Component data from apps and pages

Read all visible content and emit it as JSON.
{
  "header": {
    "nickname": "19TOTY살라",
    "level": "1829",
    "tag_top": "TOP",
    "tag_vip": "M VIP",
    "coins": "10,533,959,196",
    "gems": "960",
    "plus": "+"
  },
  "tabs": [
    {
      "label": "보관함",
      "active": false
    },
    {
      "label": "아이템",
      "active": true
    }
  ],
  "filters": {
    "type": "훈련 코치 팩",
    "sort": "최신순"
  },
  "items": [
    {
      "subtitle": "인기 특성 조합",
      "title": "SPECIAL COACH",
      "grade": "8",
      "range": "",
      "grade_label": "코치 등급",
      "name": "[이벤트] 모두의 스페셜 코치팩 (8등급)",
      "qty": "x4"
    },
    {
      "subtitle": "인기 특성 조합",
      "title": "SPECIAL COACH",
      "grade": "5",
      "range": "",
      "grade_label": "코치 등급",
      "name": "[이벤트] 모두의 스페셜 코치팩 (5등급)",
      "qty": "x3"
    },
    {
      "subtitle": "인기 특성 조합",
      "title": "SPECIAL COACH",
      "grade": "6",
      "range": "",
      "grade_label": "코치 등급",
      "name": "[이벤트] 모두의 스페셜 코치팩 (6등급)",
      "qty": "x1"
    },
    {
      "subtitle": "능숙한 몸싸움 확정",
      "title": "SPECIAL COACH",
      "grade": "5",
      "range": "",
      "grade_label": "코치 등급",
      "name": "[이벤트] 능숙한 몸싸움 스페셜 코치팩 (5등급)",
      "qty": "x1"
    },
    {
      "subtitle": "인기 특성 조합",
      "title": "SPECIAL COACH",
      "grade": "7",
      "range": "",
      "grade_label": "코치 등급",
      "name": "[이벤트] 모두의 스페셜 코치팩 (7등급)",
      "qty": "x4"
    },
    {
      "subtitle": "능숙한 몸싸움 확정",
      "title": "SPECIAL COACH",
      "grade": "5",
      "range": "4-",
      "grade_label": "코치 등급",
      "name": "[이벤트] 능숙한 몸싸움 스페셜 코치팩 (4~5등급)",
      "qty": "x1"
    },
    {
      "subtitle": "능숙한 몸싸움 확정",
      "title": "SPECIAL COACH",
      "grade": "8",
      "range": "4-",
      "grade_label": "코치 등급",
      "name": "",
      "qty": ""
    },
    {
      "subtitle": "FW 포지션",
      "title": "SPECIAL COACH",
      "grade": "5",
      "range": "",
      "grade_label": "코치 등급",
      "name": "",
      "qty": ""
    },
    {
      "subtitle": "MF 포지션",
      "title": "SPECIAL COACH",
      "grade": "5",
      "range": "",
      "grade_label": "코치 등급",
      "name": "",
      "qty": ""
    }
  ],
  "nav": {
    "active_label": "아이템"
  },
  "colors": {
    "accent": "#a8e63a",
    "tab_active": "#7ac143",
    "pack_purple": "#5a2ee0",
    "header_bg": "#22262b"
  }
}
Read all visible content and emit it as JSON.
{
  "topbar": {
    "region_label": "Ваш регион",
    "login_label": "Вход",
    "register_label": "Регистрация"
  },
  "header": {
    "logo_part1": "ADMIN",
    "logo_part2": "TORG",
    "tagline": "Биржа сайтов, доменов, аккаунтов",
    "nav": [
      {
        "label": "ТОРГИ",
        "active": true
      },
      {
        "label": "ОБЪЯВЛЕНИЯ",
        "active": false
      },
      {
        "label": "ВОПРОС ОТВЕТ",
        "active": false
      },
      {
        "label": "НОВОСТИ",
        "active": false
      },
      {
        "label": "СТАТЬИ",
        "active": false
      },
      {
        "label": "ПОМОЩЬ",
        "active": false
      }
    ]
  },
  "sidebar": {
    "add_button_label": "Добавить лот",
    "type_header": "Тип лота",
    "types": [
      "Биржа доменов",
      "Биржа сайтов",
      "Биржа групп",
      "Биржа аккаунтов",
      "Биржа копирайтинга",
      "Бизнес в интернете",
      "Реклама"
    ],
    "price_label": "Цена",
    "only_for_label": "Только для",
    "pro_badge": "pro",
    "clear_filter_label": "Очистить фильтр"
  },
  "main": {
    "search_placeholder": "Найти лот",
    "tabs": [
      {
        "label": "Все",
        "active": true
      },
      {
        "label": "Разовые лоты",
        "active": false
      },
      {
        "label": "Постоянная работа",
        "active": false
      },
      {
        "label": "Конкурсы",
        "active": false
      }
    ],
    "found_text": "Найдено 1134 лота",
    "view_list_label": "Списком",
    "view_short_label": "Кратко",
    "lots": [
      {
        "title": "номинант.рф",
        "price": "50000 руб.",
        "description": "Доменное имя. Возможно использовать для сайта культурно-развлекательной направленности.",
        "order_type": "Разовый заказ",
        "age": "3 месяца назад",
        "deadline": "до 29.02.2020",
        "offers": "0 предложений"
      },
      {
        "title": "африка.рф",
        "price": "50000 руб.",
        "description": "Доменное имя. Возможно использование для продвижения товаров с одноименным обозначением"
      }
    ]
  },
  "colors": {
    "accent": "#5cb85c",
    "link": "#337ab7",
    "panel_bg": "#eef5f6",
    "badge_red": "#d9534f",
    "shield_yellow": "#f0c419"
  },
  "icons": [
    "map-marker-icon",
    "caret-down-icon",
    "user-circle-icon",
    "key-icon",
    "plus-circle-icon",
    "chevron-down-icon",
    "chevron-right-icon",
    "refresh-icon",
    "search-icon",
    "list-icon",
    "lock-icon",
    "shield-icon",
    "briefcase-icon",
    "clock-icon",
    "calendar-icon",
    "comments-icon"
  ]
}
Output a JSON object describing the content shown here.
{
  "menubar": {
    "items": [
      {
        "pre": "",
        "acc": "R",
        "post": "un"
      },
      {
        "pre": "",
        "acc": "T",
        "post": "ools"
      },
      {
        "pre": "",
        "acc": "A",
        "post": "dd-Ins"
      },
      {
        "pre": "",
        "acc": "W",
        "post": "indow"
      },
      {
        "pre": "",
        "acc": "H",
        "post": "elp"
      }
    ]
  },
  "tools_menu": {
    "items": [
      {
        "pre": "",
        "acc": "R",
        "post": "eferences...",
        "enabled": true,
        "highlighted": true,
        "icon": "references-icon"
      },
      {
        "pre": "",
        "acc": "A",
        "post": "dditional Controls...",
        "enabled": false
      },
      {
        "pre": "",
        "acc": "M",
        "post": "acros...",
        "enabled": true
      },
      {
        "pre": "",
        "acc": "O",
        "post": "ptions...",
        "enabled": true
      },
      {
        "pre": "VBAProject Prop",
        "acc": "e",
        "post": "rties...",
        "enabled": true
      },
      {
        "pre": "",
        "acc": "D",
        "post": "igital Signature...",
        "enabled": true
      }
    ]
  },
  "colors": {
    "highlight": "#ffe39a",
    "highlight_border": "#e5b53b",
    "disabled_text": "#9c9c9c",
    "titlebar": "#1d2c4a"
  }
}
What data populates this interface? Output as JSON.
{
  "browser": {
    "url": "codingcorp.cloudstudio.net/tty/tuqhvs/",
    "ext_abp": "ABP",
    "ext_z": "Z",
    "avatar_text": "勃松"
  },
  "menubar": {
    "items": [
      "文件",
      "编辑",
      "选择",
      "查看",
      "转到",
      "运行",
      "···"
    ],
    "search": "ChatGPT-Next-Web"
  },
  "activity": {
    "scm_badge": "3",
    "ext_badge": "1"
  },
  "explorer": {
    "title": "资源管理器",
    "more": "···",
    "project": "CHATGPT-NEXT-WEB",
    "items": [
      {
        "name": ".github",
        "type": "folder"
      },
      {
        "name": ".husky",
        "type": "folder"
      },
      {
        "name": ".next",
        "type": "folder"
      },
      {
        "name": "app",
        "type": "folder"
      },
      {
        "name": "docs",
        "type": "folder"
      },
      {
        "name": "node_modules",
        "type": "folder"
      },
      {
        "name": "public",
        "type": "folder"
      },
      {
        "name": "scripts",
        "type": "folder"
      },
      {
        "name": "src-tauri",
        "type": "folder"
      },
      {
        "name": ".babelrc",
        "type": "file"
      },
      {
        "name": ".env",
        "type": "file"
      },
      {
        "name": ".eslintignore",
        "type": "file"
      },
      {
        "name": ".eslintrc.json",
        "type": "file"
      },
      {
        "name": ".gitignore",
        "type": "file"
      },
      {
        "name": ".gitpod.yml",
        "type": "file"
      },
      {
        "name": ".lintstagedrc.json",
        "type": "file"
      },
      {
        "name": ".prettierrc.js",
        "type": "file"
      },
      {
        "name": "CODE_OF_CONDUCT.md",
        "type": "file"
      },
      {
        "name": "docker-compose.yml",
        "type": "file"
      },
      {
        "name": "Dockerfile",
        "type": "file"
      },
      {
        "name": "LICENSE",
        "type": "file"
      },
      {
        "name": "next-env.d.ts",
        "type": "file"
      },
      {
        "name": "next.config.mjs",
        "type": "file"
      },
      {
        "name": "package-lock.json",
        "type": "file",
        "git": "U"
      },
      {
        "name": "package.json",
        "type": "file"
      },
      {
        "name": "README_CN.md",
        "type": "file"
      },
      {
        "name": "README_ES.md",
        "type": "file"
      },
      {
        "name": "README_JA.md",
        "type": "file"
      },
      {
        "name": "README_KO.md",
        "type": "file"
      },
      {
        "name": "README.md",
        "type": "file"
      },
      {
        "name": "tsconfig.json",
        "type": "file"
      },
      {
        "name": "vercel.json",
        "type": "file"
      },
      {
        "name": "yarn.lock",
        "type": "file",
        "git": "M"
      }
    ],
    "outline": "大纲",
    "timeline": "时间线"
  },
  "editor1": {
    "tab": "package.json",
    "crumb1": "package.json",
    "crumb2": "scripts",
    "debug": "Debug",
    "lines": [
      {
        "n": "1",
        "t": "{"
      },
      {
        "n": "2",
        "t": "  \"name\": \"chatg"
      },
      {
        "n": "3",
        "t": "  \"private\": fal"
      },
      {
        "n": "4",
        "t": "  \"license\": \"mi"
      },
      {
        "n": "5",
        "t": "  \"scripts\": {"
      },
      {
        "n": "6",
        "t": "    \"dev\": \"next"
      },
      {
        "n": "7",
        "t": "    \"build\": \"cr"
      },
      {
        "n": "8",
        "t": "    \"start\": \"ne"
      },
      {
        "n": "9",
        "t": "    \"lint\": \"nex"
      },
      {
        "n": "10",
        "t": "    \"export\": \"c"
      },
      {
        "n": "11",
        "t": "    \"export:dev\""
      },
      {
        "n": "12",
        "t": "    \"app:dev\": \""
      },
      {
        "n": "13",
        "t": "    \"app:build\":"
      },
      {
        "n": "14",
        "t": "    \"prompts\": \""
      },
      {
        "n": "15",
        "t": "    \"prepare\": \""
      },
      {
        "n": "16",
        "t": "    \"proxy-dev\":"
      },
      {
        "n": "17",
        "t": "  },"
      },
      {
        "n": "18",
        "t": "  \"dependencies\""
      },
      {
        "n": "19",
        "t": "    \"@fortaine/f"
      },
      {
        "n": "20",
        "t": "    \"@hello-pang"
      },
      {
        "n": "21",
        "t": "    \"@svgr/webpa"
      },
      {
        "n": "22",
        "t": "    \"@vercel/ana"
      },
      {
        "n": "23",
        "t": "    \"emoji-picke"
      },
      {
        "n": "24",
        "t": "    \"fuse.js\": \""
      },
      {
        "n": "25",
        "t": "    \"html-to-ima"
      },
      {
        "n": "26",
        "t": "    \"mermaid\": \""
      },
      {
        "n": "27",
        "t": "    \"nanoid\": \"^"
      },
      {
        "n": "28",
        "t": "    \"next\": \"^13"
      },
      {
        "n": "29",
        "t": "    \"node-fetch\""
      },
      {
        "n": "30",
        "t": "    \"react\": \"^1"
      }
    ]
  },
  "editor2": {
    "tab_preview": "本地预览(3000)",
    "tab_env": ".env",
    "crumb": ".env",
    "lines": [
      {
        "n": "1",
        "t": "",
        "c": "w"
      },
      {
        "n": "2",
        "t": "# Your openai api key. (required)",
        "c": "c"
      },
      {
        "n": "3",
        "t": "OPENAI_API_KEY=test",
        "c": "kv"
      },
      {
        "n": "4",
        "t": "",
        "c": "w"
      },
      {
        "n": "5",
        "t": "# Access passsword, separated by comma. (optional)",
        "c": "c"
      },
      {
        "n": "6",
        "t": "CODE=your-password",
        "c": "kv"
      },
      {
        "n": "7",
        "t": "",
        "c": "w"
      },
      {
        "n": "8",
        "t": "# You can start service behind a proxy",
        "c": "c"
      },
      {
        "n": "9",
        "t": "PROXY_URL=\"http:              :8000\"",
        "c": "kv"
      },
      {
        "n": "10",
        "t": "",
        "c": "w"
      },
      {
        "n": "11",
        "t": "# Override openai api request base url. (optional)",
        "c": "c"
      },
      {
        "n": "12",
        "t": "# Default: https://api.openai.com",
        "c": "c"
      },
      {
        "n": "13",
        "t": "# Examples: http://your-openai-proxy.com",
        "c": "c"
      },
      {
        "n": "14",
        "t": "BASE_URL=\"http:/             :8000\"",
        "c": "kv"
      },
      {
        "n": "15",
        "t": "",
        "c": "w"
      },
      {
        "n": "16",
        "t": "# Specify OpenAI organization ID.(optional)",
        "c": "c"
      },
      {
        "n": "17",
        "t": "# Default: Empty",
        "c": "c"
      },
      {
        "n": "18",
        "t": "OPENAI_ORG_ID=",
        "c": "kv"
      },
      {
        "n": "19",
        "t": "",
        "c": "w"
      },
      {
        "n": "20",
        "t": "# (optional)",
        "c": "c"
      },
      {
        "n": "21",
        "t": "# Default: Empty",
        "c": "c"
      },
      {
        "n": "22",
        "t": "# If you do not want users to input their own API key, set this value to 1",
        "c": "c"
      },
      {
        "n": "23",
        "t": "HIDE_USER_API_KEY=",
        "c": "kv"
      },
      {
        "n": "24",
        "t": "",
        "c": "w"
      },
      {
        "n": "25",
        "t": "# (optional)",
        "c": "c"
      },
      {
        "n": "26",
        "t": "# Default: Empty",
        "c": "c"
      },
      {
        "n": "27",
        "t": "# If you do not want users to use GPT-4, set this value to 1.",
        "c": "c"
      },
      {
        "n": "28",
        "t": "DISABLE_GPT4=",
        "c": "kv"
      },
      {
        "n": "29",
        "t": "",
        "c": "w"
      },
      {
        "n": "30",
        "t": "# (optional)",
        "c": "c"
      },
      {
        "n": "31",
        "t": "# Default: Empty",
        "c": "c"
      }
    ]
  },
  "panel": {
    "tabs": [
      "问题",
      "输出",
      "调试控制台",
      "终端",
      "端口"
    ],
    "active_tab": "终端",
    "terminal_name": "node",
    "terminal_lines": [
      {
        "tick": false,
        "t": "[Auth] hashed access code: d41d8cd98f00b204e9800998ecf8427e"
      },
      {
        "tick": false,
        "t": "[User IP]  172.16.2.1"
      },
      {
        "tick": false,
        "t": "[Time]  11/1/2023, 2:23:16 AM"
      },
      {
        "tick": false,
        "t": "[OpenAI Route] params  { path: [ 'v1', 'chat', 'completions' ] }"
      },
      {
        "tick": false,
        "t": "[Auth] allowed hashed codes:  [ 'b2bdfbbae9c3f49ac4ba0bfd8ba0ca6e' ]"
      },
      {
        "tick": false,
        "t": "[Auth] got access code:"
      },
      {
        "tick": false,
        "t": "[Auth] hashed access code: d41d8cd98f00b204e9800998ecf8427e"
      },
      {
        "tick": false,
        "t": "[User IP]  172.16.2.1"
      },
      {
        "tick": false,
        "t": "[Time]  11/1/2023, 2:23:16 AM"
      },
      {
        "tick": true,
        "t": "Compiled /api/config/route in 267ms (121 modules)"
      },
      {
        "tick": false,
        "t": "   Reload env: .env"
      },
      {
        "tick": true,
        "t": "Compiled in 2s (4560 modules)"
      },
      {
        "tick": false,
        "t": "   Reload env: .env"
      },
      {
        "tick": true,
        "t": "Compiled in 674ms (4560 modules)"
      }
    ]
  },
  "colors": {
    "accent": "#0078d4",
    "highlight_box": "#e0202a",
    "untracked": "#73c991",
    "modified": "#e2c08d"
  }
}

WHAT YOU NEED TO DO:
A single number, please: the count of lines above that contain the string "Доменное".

TASK OUTPUT:
2